_What is required_
Every record is to be restated exactly, with nothing left out.

_Data to use_
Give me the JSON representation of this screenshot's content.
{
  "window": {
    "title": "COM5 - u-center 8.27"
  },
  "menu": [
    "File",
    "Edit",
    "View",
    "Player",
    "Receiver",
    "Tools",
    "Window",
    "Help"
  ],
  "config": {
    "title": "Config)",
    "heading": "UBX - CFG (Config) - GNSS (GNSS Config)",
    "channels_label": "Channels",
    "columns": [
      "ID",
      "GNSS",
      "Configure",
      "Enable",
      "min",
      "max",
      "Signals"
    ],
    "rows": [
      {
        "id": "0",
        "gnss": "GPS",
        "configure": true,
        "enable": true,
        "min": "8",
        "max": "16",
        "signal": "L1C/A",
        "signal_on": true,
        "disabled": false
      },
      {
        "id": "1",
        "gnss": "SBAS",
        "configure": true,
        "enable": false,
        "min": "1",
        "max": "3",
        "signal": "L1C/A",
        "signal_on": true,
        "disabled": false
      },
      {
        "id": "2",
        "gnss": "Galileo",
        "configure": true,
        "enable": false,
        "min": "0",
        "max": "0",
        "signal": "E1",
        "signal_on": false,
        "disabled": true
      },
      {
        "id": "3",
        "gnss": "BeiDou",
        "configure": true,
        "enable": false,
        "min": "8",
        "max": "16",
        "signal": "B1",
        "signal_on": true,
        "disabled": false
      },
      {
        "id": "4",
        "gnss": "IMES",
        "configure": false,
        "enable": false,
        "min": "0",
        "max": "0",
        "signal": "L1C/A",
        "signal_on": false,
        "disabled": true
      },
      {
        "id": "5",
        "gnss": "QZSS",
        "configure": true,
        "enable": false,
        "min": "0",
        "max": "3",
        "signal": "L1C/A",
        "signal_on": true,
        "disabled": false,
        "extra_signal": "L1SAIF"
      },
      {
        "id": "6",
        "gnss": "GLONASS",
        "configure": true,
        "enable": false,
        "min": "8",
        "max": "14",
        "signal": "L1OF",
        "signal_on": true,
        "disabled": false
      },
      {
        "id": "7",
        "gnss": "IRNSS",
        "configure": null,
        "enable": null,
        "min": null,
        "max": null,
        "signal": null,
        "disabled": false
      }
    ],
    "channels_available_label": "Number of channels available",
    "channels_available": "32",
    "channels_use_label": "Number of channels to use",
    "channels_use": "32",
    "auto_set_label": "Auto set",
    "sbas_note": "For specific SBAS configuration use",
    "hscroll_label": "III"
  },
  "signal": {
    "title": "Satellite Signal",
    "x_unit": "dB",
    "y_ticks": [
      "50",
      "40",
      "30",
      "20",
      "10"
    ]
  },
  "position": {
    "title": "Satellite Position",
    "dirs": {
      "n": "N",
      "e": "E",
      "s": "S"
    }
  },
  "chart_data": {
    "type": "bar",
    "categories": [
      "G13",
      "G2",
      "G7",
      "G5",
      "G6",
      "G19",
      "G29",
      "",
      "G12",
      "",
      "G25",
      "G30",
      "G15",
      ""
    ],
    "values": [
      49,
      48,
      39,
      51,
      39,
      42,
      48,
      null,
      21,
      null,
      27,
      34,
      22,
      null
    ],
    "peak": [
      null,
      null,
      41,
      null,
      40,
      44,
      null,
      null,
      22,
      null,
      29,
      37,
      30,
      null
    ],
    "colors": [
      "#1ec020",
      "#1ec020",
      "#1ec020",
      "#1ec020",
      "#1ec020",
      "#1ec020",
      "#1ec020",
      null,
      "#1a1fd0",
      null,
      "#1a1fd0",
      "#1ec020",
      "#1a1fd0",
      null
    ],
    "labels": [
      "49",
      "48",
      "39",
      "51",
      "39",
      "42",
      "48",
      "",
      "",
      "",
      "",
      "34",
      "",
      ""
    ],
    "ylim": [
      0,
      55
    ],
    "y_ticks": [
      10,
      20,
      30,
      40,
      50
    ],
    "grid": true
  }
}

_Result_
Give me the JSON representation of this screenshot's content.
{
  "window": {
    "title": "COM5 - u-center 8.27"
  },
  "menu": [
    "File",
    "Edit",
    "View",
    "Player",
    "Receiver",
    "Tools",
    "Window",
    "Help"
  ],
  "config": {
    "title": "Config)",
    "heading": "UBX - CFG (Config) - GNSS (GNSS Config)",
    "channels_label": "Channels",
    "columns": [
      "ID",
      "GNSS",
      "Configure",
      "Enable",
      "min",
      "max",
      "Signals"
    ],
    "rows": [
      {
        "id": "0",
        "gnss": "GPS",
        "configure": true,
        "enable": true,
        "min": "8",
        "max": "16",
        "signal": "L1C/A",
        "signal_on": true,
        "disabled": false
      },
      {
        "id": "1",
        "gnss": "SBAS",
        "configure": true,
        "enable": false,
        "min": "1",
        "max": "3",
        "signal": "L1C/A",
        "signal_on": true,
        "disabled": false
      },
      {
        "id": "2",
        "gnss": "Galileo",
        "configure": true,
        "enable": false,
        "min": "0",
        "max": "0",
        "signal": "E1",
        "signal_on": false,
        "disabled": true
      },
      {
        "id": "3",
        "gnss": "BeiDou",
        "configure": true,
        "enable": false,
        "min": "8",
        "max": "16",
        "signal": "B1",
        "signal_on": true,
        "disabled": false
      },
      {
        "id": "4",
        "gnss": "IMES",
        "configure": false,
        "enable": false,
        "min": "0",
        "max": "0",
        "signal": "L1C/A",
        "signal_on": false,
        "disabled": true
      },
      {
        "id": "5",
        "gnss": "QZSS",
        "configure": true,
        "enable": false,
        "min": "0",
        "max": "3",
        "signal": "L1C/A",
        "signal_on": true,
        "disabled": false,
        "extra_signal": "L1SAIF"
      },
      {
        "id": "6",
        "gnss": "GLONASS",
        "configure": true,
        "enable": false,
        "min": "8",
        "max": "14",
        "signal": "L1OF",
        "signal_on": true,
        "disabled": false
      },
      {
        "id": "7",
        "gnss": "IRNSS",
        "configure": null,
        "enable": null,
        "min": null,
        "max": null,
        "signal": null,
        "disabled": false
      }
    ],
    "channels_available_label": "Number of channels available",
    "channels_available": "32",
    "channels_use_label": "Number of channels to use",
    "channels_use": "32",
    "auto_set_label": "Auto set",
    "sbas_note": "For specific SBAS configuration use",
    "hscroll_label": "III"
  },
  "signal": {
    "title": "Satellite Signal",
    "x_unit": "dB",
    "y_ticks": [
      "50",
      "40",
      "30",
      "20",
      "10"
    ]
  },
  "position": {
    "title": "Satellite Position",
    "dirs": {
      "n": "N",
      "e": "E",
      "s": "S"
    }
  },
  "chart_data": {
    "type": "bar",
    "categories": [
      "G13",
      "G2",
      "G7",
      "G5",
      "G6",
      "G19",
      "G29",
      "",
      "G12",
      "",
      "G25",
      "G30",
      "G15",
      ""
    ],
    "values": [
      49,
      48,
      39,
      51,
      39,
      42,
      48,
      null,
      21,
      null,
      27,
      34,
      22,
      null
    ],
    "peak": [
      null,
      null,
      41,
      null,
      40,
      44,
      null,
      null,
      22,
      null,
      29,
      37,
      30,
      null
    ],
    "colors": [
      "#1ec020",
      "#1ec020",
      "#1ec020",
      "#1ec020",
      "#1ec020",
      "#1ec020",
      "#1ec020",
      null,
      "#1a1fd0",
      null,
      "#1a1fd0",
      "#1ec020",
      "#1a1fd0",
      null
    ],
    "labels": [
      "49",
      "48",
      "39",
      "51",
      "39",
      "42",
      "48",
      "",
      "",
      "",
      "",
      "34",
      "",
      ""
    ],
    "ylim": [
      0,
      55
    ],
    "y_ticks": [
      10,
      20,
      30,
      40,
      50
    ],
    "grid": true
  }
}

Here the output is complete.